Wednesday, February 2, 2011
The Valuable Impact of Human Rights Clinic Volunteers
“Those who can, do. Those who can do more, volunteer.”
The medical professionals who volunteer for HealthRight's Human Rights Clinic (HRC) make our impact possible.
HealthRight trains and deploys volunteer physicians and mental health professionals to conduct clinical, medical and psychological exams of torture survivors and to document and bear witness to the scars and signs of torture and abuse. Offering their valuable time to conduct these exams, HRC volunteers also play a critical role by offering expert testimony in immigration court proceedings. An affidavit from a HealthRight-trained health care professional attesting to evidence of torture raises an asylum seeker’s chance of success: 91% of HRC clients were granted asylum or other immigration protection, compared to the national average of 23%.
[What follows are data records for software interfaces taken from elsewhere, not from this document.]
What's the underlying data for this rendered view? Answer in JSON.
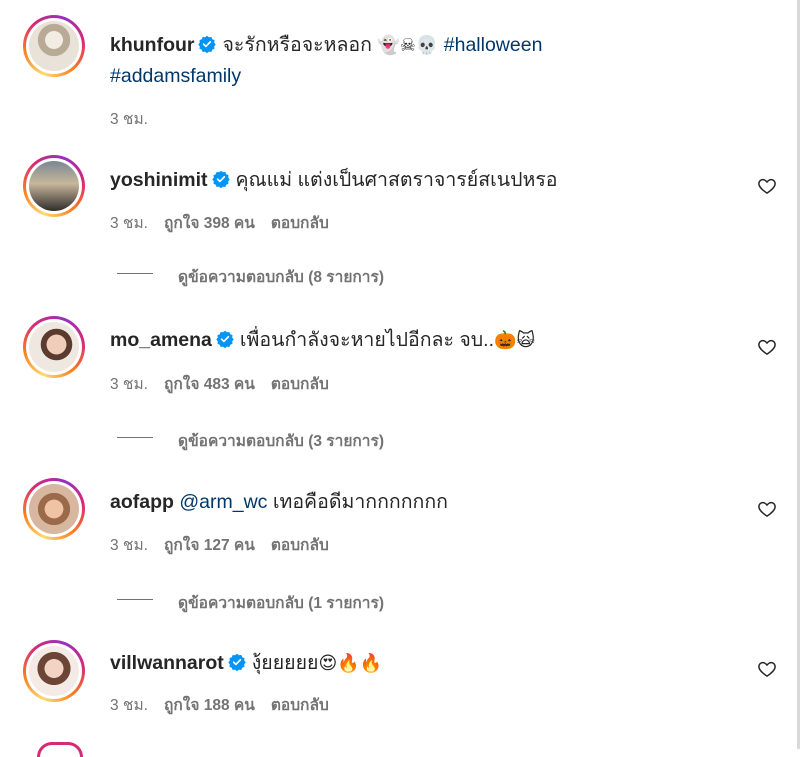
{
  "post": {
    "username": "khunfour",
    "caption_text": "จะรักหรือจะหลอก",
    "caption_emojis": "👻☠💀",
    "hashtag1": "#halloween",
    "hashtag2": "#addamsfamily",
    "time": "3 ชม."
  },
  "comments": [
    {
      "username": "yoshinimit",
      "text": "คุณแม่ แต่งเป็นศาสตราจารย์สเนปหรอ",
      "time": "3 ชม.",
      "likes": "ถูกใจ 398 คน",
      "reply": "ตอบกลับ",
      "view_replies": "ดูข้อความตอบกลับ (8 รายการ)"
    },
    {
      "username": "mo_amena",
      "text": "เพื่อนกำลังจะหายไปอีกละ จบ..",
      "emojis": "🎃🙀",
      "time": "3 ชม.",
      "likes": "ถูกใจ 483 คน",
      "reply": "ตอบกลับ",
      "view_replies": "ดูข้อความตอบกลับ (3 รายการ)"
    },
    {
      "username": "aofapp",
      "mention": "@arm_wc",
      "text": "เทอคือดีมากกกกกกก",
      "time": "3 ชม.",
      "likes": "ถูกใจ 127 คน",
      "reply": "ตอบกลับ",
      "view_replies": "ดูข้อความตอบกลับ (1 รายการ)"
    },
    {
      "username": "villwannarot",
      "text": "งุ้ยยยยย",
      "emojis": "😍🔥🔥",
      "time": "3 ชม.",
      "likes": "ถูกใจ 188 คน",
      "reply": "ตอบกลับ"
    }
  ],
  "icons": {
    "verified": "verified-badge-icon",
    "like": "heart-outline-icon"
  },
  "colors": {
    "verified": "#0095f6",
    "link": "#00376b",
    "meta": "#737373",
    "text": "#262626"
  }
}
Through the leadership of the visionary Dr. Doug Shenson, Healthright launched HRC in New York in 1993. It was the nation’s first residency training program for health professionals. HRC has since expanded to over ten states, and has trained over 700 volunteer clinicians.
The HRC volunteer clinicians inspire HealthRight's global community through the personal testimonies of what they give -- and receive -- from volunteering, not to mention the deep commitment they bring to their work. For example, Dr. Eva Metalios who has been volunteering with HRC since its early days recently shared the following:
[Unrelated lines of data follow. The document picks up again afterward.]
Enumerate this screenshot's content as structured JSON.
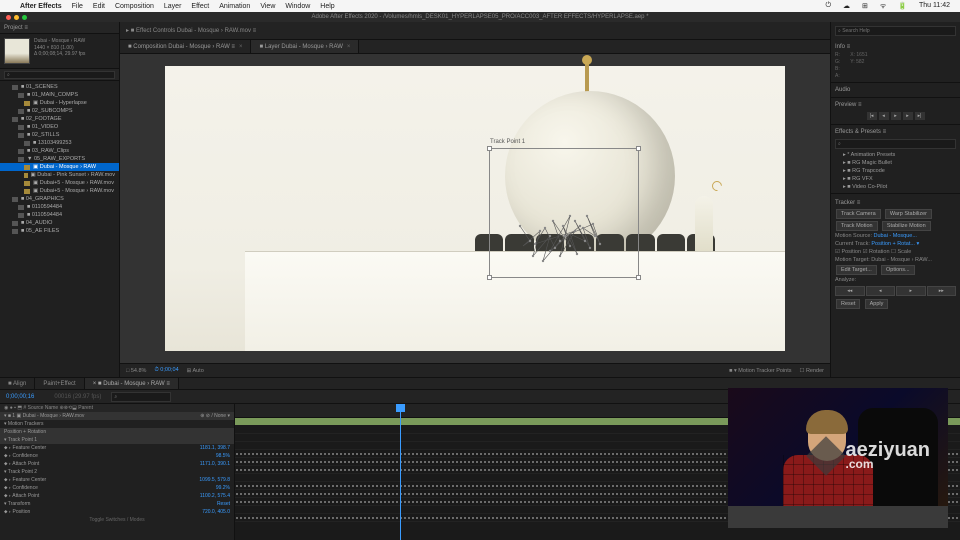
{
  "mac": {
    "app": "After Effects",
    "menus": [
      "File",
      "Edit",
      "Composition",
      "Layer",
      "Effect",
      "Animation",
      "View",
      "Window",
      "Help"
    ],
    "right": [
      "⏻",
      "☁",
      "⊞",
      "ᯤ",
      "🔋",
      "Thu 11:42"
    ]
  },
  "titlebar": "Adobe After Effects 2020 - /Volumes/hmls_DESK01_HYPERLAPSE05_PRO/ACC003_AFTER EFFECTS/HYPERLAPSE.aep *",
  "project": {
    "title": "Project ≡",
    "thumb_name": "Dubai - Mosque › RAW",
    "thumb_info": "1440 × 810 (1.00)\nΔ 0;00;08;14, 29.97 fps",
    "search_ph": "⌕",
    "items": [
      {
        "d": 0,
        "ico": "f",
        "name": "■ 01_SCENES"
      },
      {
        "d": 1,
        "ico": "f",
        "name": "■ 01_MAIN_COMPS"
      },
      {
        "d": 2,
        "ico": "c",
        "name": "▣ Dubai - Hyperlapse"
      },
      {
        "d": 1,
        "ico": "f",
        "name": "■ 02_SUBCOMPS"
      },
      {
        "d": 0,
        "ico": "f",
        "name": "■ 02_FOOTAGE"
      },
      {
        "d": 1,
        "ico": "f",
        "name": "■ 01_VIDEO"
      },
      {
        "d": 1,
        "ico": "f",
        "name": "■ 02_STILLS"
      },
      {
        "d": 2,
        "ico": "f",
        "name": "■ 13103499253"
      },
      {
        "d": 1,
        "ico": "f",
        "name": "■ 03_RAW_Clips"
      },
      {
        "d": 1,
        "ico": "f",
        "name": "▼ 05_RAW_EXPORTS"
      },
      {
        "d": 2,
        "ico": "c",
        "name": "▣ Dubai - Mosque › RAW",
        "sel": true
      },
      {
        "d": 2,
        "ico": "c",
        "name": "▣ Dubai - Pink Sunset › RAW.mov"
      },
      {
        "d": 2,
        "ico": "c",
        "name": "▣ Dubai+5 - Mosque › RAW.mov"
      },
      {
        "d": 2,
        "ico": "c",
        "name": "▣ Dubai+5 - Mosque › RAW.mov"
      },
      {
        "d": 0,
        "ico": "f",
        "name": "■ 04_GRAPHICS"
      },
      {
        "d": 1,
        "ico": "f",
        "name": "■ 0110594484"
      },
      {
        "d": 1,
        "ico": "f",
        "name": "■ 0110594484"
      },
      {
        "d": 0,
        "ico": "f",
        "name": "■ 04_AUDIO"
      },
      {
        "d": 0,
        "ico": "f",
        "name": "■ 05_AE FILES"
      }
    ]
  },
  "fx_strip": "▸ ■ Effect Controls Dubai - Mosque › RAW.mov ≡",
  "viewer": {
    "tabs": [
      {
        "label": "■ Composition Dubai - Mosque › RAW ≡",
        "active": false
      },
      {
        "label": "■ Layer Dubai - Mosque › RAW",
        "active": true
      }
    ],
    "track_label": "Track Point 1",
    "controls": {
      "zoom": "□ 54.8%",
      "time": "⏱ 0;00;04",
      "res": "⊞ Auto",
      "view": "■ ▾ Motion Tracker Points",
      "render": "☐ Render"
    }
  },
  "right": {
    "info_head": "Info ≡",
    "info": {
      "x": "X: 1651",
      "y": "Y: 582",
      "r": "R:",
      "g": "G:",
      "b": "B:",
      "a": "A:"
    },
    "audio_head": "Audio",
    "preview_head": "Preview ≡",
    "fx_head": "Effects & Presets ≡",
    "fx_search": "⌕",
    "fx_search_ph": "",
    "fx_items": [
      "▸ * Animation Presets",
      "▸ ■ RG Magic Bullet",
      "▸ ■ RG Trapcode",
      "▸ ■ RG VFX",
      "▸ ■ Video Co-Pilot"
    ],
    "tracker_head": "Tracker ≡",
    "tracker": {
      "btns1": [
        "Track Camera",
        "Warp Stabilizer"
      ],
      "btns2": [
        "Track Motion",
        "Stabilize Motion"
      ],
      "source_lbl": "Motion Source:",
      "source_val": "Dubai - Mosque...",
      "track_lbl": "Current Track:",
      "track_val": "Position + Rotat... ▾",
      "cb": [
        "☑ Position",
        "☑ Rotation",
        "☐ Scale"
      ],
      "target_lbl": "Motion Target: Dubai - Mosque › RAW...",
      "btns3": [
        "Edit Target...",
        "Options..."
      ],
      "analyze_lbl": "Analyze:",
      "analyze": [
        "◂◂",
        "◂",
        "▸",
        "▸▸"
      ],
      "btns4": [
        "Reset",
        "Apply"
      ]
    },
    "help_ph": "⌕ Search Help"
  },
  "timeline": {
    "tabs": [
      {
        "label": "■ Align",
        "active": false
      },
      {
        "label": "Paint+Effect",
        "active": false
      },
      {
        "label": "× ■ Dubai - Mosque › RAW ≡",
        "active": true
      }
    ],
    "timecode": "0;00;00;16",
    "tc_sub": "00016 (29.97 fps)",
    "search": "⌕",
    "cols": "◉ ● ▪ ⬒  #  Source Name           ⊕⊗⟲⬓  Parent",
    "layers": [
      {
        "name": "▾ ■ 1  ▣ Dubai - Mosque › RAW.mov",
        "sel": true,
        "ctrl": "⊕ ⊘ /  None ▾"
      },
      {
        "name": "  ▾ Motion Trackers"
      },
      {
        "name": "    Position + Rotation",
        "sel": true
      },
      {
        "name": "    ▾ Track Point 1",
        "sel": true
      },
      {
        "name": "      ⬥ ▹ Feature Center",
        "val": "1181.1, 398.7"
      },
      {
        "name": "      ⬥ ▹ Confidence",
        "val": "98.5%"
      },
      {
        "name": "      ⬥ ▹ Attach Point",
        "val": "1171.0, 390.1"
      },
      {
        "name": "    ▾ Track Point 2"
      },
      {
        "name": "      ⬥ ▹ Feature Center",
        "val": "1099.5, 579.8"
      },
      {
        "name": "      ⬥ ▹ Confidence",
        "val": "99.2%"
      },
      {
        "name": "      ⬥ ▹ Attach Point",
        "val": "1100.2, 575.4"
      },
      {
        "name": "  ▾ Transform",
        "val": "Reset"
      },
      {
        "name": "      ⬥ ▹ Position",
        "val": "720.0, 405.0"
      }
    ],
    "footer": "Toggle Switches / Modes"
  },
  "watermark": {
    "main": "aeziyuan",
    "sub": ".com"
  }
}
In the early ‘90’s, as I was completing my training to become a doctor, and doing my residency in the Primary Care Internal Medicine at Montefiore Medical Center, Dr. Doug Shenson was establishing the Human Rights Clinic (HRC) in the Bronx. All the Primary Care residents had to rotate through the HRC, so I did. And it was a life-changing experience.
I was in awe. I was stunned. I had never had any professional experience like working with applicants at the HRC—hearing about their lives, bearing witness to their stories, touching and being touched by their physical and emotional scars, witnessing their hope and resiliency. And the thought that I could, even in some small way, participate in their journey to find healing and safety was really powerful.
Dr. Coleen Kivlahan, who has been a volunteer physician, mentor,and trainer with HRC in both Virginia and Arizona since 2003, shares the following:
Performing asylum evaluations allows me to combine my expertise in forensics, clinical care and human rights. It is my favorite part of my career and I hear many volunteers say the same thing. I make fewer assumptions now; I see more complexity in daily and in extreme behaviors. There is less black and white. Each time I meet with a new client, I am opened up to a new way of seeing humanity.
Please click below to read more profiles of Human Rights Clinic volunteers that we recently profiled on our blog.